**Task directions**
Nothing less than an exact copy of all the records is required.

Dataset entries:
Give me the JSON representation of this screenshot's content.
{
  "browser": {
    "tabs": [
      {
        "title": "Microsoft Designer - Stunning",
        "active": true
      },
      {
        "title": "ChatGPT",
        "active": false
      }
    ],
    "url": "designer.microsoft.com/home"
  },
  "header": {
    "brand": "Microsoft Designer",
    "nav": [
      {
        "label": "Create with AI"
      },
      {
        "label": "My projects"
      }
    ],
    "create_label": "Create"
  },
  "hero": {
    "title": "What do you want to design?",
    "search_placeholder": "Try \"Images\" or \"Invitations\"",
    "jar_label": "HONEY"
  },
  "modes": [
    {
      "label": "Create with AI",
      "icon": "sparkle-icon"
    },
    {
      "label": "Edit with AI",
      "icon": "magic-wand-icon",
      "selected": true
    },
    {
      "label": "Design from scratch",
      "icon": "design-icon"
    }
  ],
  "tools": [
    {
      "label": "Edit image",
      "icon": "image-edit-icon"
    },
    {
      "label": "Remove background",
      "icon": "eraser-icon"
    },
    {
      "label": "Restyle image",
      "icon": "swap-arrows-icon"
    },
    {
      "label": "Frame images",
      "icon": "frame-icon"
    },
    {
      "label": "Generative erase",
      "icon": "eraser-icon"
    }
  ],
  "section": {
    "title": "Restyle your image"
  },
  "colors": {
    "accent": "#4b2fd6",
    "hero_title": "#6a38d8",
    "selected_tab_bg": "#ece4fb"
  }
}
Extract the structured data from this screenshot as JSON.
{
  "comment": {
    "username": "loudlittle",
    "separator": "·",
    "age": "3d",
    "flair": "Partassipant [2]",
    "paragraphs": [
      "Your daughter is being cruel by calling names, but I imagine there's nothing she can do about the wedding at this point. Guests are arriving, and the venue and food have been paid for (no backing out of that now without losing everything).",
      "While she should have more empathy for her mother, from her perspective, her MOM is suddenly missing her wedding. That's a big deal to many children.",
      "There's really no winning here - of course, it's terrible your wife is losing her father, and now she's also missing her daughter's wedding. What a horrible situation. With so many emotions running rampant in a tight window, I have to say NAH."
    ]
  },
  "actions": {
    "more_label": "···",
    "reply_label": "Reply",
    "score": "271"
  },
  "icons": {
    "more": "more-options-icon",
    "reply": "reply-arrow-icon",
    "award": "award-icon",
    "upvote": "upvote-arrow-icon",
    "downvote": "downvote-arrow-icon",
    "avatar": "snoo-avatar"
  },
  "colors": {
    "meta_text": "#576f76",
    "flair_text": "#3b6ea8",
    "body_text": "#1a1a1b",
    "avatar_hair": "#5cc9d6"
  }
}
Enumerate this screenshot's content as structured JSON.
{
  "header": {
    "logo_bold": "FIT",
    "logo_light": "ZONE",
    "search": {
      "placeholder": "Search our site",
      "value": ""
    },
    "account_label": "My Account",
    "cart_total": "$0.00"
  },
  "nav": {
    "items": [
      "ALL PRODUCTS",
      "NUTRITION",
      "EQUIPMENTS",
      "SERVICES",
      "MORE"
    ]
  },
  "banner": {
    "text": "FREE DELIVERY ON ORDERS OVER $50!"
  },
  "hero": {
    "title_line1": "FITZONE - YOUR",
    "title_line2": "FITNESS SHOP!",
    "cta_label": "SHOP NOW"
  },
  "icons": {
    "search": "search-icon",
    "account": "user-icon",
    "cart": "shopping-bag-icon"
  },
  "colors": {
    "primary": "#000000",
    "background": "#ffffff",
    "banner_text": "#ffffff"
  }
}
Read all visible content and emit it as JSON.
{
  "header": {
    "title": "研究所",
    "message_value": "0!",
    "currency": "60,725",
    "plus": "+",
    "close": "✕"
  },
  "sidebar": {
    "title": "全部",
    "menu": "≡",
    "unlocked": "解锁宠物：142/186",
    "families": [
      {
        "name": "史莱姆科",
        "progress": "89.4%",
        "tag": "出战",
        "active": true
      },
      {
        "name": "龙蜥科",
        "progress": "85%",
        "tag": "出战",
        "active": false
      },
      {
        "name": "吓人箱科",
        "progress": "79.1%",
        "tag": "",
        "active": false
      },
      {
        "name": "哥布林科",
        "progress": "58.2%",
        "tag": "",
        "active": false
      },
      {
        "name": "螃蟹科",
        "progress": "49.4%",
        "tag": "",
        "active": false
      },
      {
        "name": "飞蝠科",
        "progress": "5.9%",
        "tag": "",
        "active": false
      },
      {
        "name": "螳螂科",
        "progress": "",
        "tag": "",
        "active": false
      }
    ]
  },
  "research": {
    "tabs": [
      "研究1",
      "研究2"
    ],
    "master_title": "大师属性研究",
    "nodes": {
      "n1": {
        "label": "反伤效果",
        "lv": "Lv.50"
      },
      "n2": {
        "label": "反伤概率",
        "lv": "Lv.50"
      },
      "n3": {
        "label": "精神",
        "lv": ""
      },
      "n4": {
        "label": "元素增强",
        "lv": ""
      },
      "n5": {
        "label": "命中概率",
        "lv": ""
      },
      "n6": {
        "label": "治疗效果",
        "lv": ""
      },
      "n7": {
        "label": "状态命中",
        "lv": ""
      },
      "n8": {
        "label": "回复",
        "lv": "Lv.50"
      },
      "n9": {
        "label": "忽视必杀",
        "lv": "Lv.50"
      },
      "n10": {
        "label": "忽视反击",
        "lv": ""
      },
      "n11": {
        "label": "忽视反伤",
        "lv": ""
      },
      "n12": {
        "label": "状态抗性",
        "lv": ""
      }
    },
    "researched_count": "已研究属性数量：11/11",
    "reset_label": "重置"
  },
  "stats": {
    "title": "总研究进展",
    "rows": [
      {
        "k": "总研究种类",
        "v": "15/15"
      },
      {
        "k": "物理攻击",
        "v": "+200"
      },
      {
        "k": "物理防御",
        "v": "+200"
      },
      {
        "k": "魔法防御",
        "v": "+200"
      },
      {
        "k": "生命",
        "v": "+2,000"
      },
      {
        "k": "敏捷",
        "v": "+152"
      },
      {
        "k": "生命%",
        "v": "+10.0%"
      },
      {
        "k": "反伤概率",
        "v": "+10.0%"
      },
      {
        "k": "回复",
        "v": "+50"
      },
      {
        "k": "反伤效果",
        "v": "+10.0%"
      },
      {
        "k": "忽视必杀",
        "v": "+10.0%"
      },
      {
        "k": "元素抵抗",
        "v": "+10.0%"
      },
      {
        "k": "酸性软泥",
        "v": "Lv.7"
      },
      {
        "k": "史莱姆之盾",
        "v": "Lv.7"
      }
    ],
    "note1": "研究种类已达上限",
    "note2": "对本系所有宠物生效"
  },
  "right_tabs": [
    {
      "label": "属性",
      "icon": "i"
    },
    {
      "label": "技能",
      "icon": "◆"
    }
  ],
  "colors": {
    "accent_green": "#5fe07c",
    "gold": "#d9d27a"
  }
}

**Solution to this task**
Give me the JSON representation of this screenshot's content.
{
  "browser": {
    "tabs": [
      {
        "title": "Microsoft Designer - Stunning",
        "active": true
      },
      {
        "title": "ChatGPT",
        "active": false
      }
    ],
    "url": "designer.microsoft.com/home"
  },
  "header": {
    "brand": "Microsoft Designer",
    "nav": [
      {
        "label": "Create with AI"
      },
      {
        "label": "My projects"
      }
    ],
    "create_label": "Create"
  },
  "hero": {
    "title": "What do you want to design?",
    "search_placeholder": "Try \"Images\" or \"Invitations\"",
    "jar_label": "HONEY"
  },
  "modes": [
    {
      "label": "Create with AI",
      "icon": "sparkle-icon"
    },
    {
      "label": "Edit with AI",
      "icon": "magic-wand-icon",
      "selected": true
    },
    {
      "label": "Design from scratch",
      "icon": "design-icon"
    }
  ],
  "tools": [
    {
      "label": "Edit image",
      "icon": "image-edit-icon"
    },
    {
      "label": "Remove background",
      "icon": "eraser-icon"
    },
    {
      "label": "Restyle image",
      "icon": "swap-arrows-icon"
    },
    {
      "label": "Frame images",
      "icon": "frame-icon"
    },
    {
      "label": "Generative erase",
      "icon": "eraser-icon"
    }
  ],
  "section": {
    "title": "Restyle your image"
  },
  "colors": {
    "accent": "#4b2fd6",
    "hero_title": "#6a38d8",
    "selected_tab_bg": "#ece4fb"
  }
}
Extract the structured data from this screenshot as JSON.
{
  "comment": {
    "username": "loudlittle",
    "separator": "·",
    "age": "3d",
    "flair": "Partassipant [2]",
    "paragraphs": [
      "Your daughter is being cruel by calling names, but I imagine there's nothing she can do about the wedding at this point. Guests are arriving, and the venue and food have been paid for (no backing out of that now without losing everything).",
      "While she should have more empathy for her mother, from her perspective, her MOM is suddenly missing her wedding. That's a big deal to many children.",
      "There's really no winning here - of course, it's terrible your wife is losing her father, and now she's also missing her daughter's wedding. What a horrible situation. With so many emotions running rampant in a tight window, I have to say NAH."
    ]
  },
  "actions": {
    "more_label": "···",
    "reply_label": "Reply",
    "score": "271"
  },
  "icons": {
    "more": "more-options-icon",
    "reply": "reply-arrow-icon",
    "award": "award-icon",
    "upvote": "upvote-arrow-icon",
    "downvote": "downvote-arrow-icon",
    "avatar": "snoo-avatar"
  },
  "colors": {
    "meta_text": "#576f76",
    "flair_text": "#3b6ea8",
    "body_text": "#1a1a1b",
    "avatar_hair": "#5cc9d6"
  }
}
Enumerate this screenshot's content as structured JSON.
{
  "header": {
    "logo_bold": "FIT",
    "logo_light": "ZONE",
    "search": {
      "placeholder": "Search our site",
      "value": ""
    },
    "account_label": "My Account",
    "cart_total": "$0.00"
  },
  "nav": {
    "items": [
      "ALL PRODUCTS",
      "NUTRITION",
      "EQUIPMENTS",
      "SERVICES",
      "MORE"
    ]
  },
  "banner": {
    "text": "FREE DELIVERY ON ORDERS OVER $50!"
  },
  "hero": {
    "title_line1": "FITZONE - YOUR",
    "title_line2": "FITNESS SHOP!",
    "cta_label": "SHOP NOW"
  },
  "icons": {
    "search": "search-icon",
    "account": "user-icon",
    "cart": "shopping-bag-icon"
  },
  "colors": {
    "primary": "#000000",
    "background": "#ffffff",
    "banner_text": "#ffffff"
  }
}
Read all visible content and emit it as JSON.
{
  "header": {
    "title": "研究所",
    "message_value": "0!",
    "currency": "60,725",
    "plus": "+",
    "close": "✕"
  },
  "sidebar": {
    "title": "全部",
    "menu": "≡",
    "unlocked": "解锁宠物：142/186",
    "families": [
      {
        "name": "史莱姆科",
        "progress": "89.4%",
        "tag": "出战",
        "active": true
      },
      {
        "name": "龙蜥科",
        "progress": "85%",
        "tag": "出战",
        "active": false
      },
      {
        "name": "吓人箱科",
        "progress": "79.1%",
        "tag": "",
        "active": false
      },
      {
        "name": "哥布林科",
        "progress": "58.2%",
        "tag": "",
        "active": false
      },
      {
        "name": "螃蟹科",
        "progress": "49.4%",
        "tag": "",
        "active": false
      },
      {
        "name": "飞蝠科",
        "progress": "5.9%",
        "tag": "",
        "active": false
      },
      {
        "name": "螳螂科",
        "progress": "",
        "tag": "",
        "active": false
      }
    ]
  },
  "research": {
    "tabs": [
      "研究1",
      "研究2"
    ],
    "master_title": "大师属性研究",
    "nodes": {
      "n1": {
        "label": "反伤效果",
        "lv": "Lv.50"
      },
      "n2": {
        "label": "反伤概率",
        "lv": "Lv.50"
      },
      "n3": {
        "label": "精神",
        "lv": ""
      },
      "n4": {
        "label": "元素增强",
        "lv": ""
      },
      "n5": {
        "label": "命中概率",
        "lv": ""
      },
      "n6": {
        "label": "治疗效果",
        "lv": ""
      },
      "n7": {
        "label": "状态命中",
        "lv": ""
      },
      "n8": {
        "label": "回复",
        "lv": "Lv.50"
      },
      "n9": {
        "label": "忽视必杀",
        "lv": "Lv.50"
      },
      "n10": {
        "label": "忽视反击",
        "lv": ""
      },
      "n11": {
        "label": "忽视反伤",
        "lv": ""
      },
      "n12": {
        "label": "状态抗性",
        "lv": ""
      }
    },
    "researched_count": "已研究属性数量：11/11",
    "reset_label": "重置"
  },
  "stats": {
    "title": "总研究进展",
    "rows": [
      {
        "k": "总研究种类",
        "v": "15/15"
      },
      {
        "k": "物理攻击",
        "v": "+200"
      },
      {
        "k": "物理防御",
        "v": "+200"
      },
      {
        "k": "魔法防御",
        "v": "+200"
      },
      {
        "k": "生命",
        "v": "+2,000"
      },
      {
        "k": "敏捷",
        "v": "+152"
      },
      {
        "k": "生命%",
        "v": "+10.0%"
      },
      {
        "k": "反伤概率",
        "v": "+10.0%"
      },
      {
        "k": "回复",
        "v": "+50"
      },
      {
        "k": "反伤效果",
        "v": "+10.0%"
      },
      {
        "k": "忽视必杀",
        "v": "+10.0%"
      },
      {
        "k": "元素抵抗",
        "v": "+10.0%"
      },
      {
        "k": "酸性软泥",
        "v": "Lv.7"
      },
      {
        "k": "史莱姆之盾",
        "v": "Lv.7"
      }
    ],
    "note1": "研究种类已达上限",
    "note2": "对本系所有宠物生效"
  },
  "right_tabs": [
    {
      "label": "属性",
      "icon": "i"
    },
    {
      "label": "技能",
      "icon": "◆"
    }
  ],
  "colors": {
    "accent_green": "#5fe07c",
    "gold": "#d9d27a"
  }
}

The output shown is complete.